Frankenstein: Dead and Alive, by Dean Koontz
I meant to polish off this audiobook quickly in October in honor of Halloween, but it stayed alive on my iPhone, Frankenstein-like, in dribs and drabs, right through December. I finished listening yesterday while chopping firewood, and was astonished that the book—the end of the main trilogy of Dean Koontz’s clever post-technological update of Mary Shelley’s Frankenstein legend—ends with a reference to Christmas. The brilliant, elusive and conflicted character Deucalion (the original Frankenstein monster, now joined by a whole breed of other people created from body parts of deceased humans) recovering in an abbey, where he’s considered “the best Santa Claus.”
More than that, this is a series about redemptions, reshaping of opinions about life and death, and a sort of divine justice (visited upon a misguided creator himself) wrapped up in horror-novel scenarios.

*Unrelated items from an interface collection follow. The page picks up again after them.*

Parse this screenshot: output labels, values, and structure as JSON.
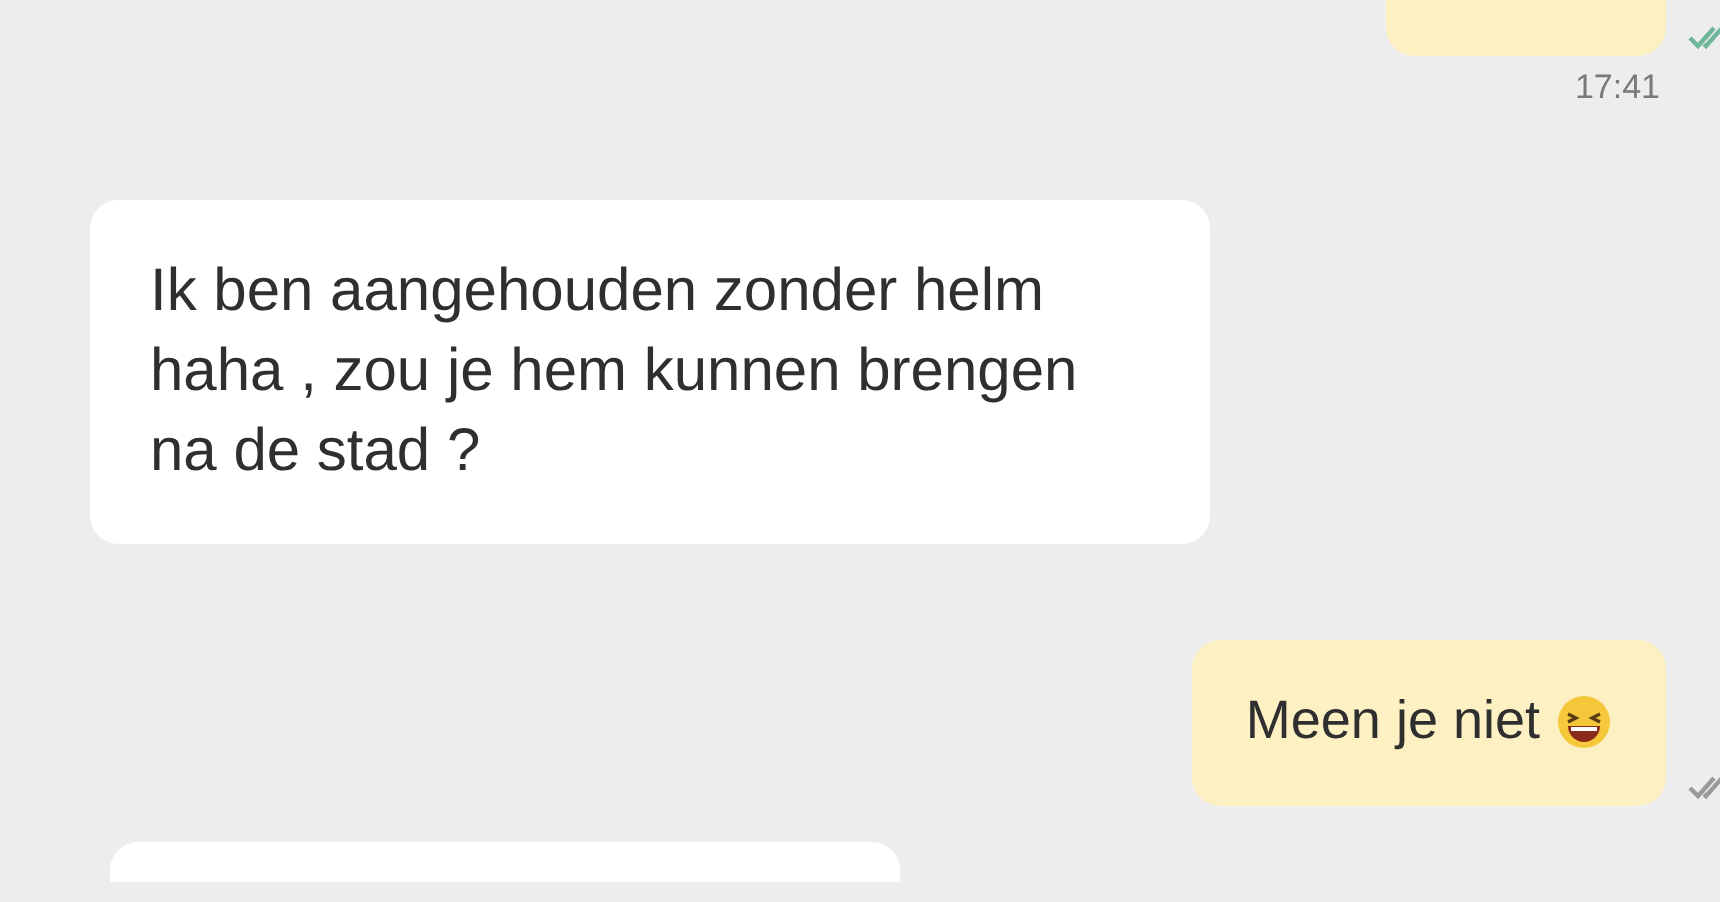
{
  "messages": [
    {
      "kind": "outgoing",
      "read": true,
      "time": "17:41"
    },
    {
      "kind": "incoming",
      "text": "Ik ben aangehouden zonder helm haha , zou je hem kunnen brengen na de stad ?"
    },
    {
      "kind": "outgoing",
      "read": false,
      "text": "Meen je niet",
      "emoji": true
    },
    {
      "kind": "incoming"
    }
  ]
}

Not the Christmas revelation I suspected, but a welcome one. The first three Dean Koontz Frankenstein books are fun action-thrillers melded with social satire, scientific know-how, and far-reaching philosophy. Koontz has chosen to continue the series and the timing seems right for me to continue the plunge.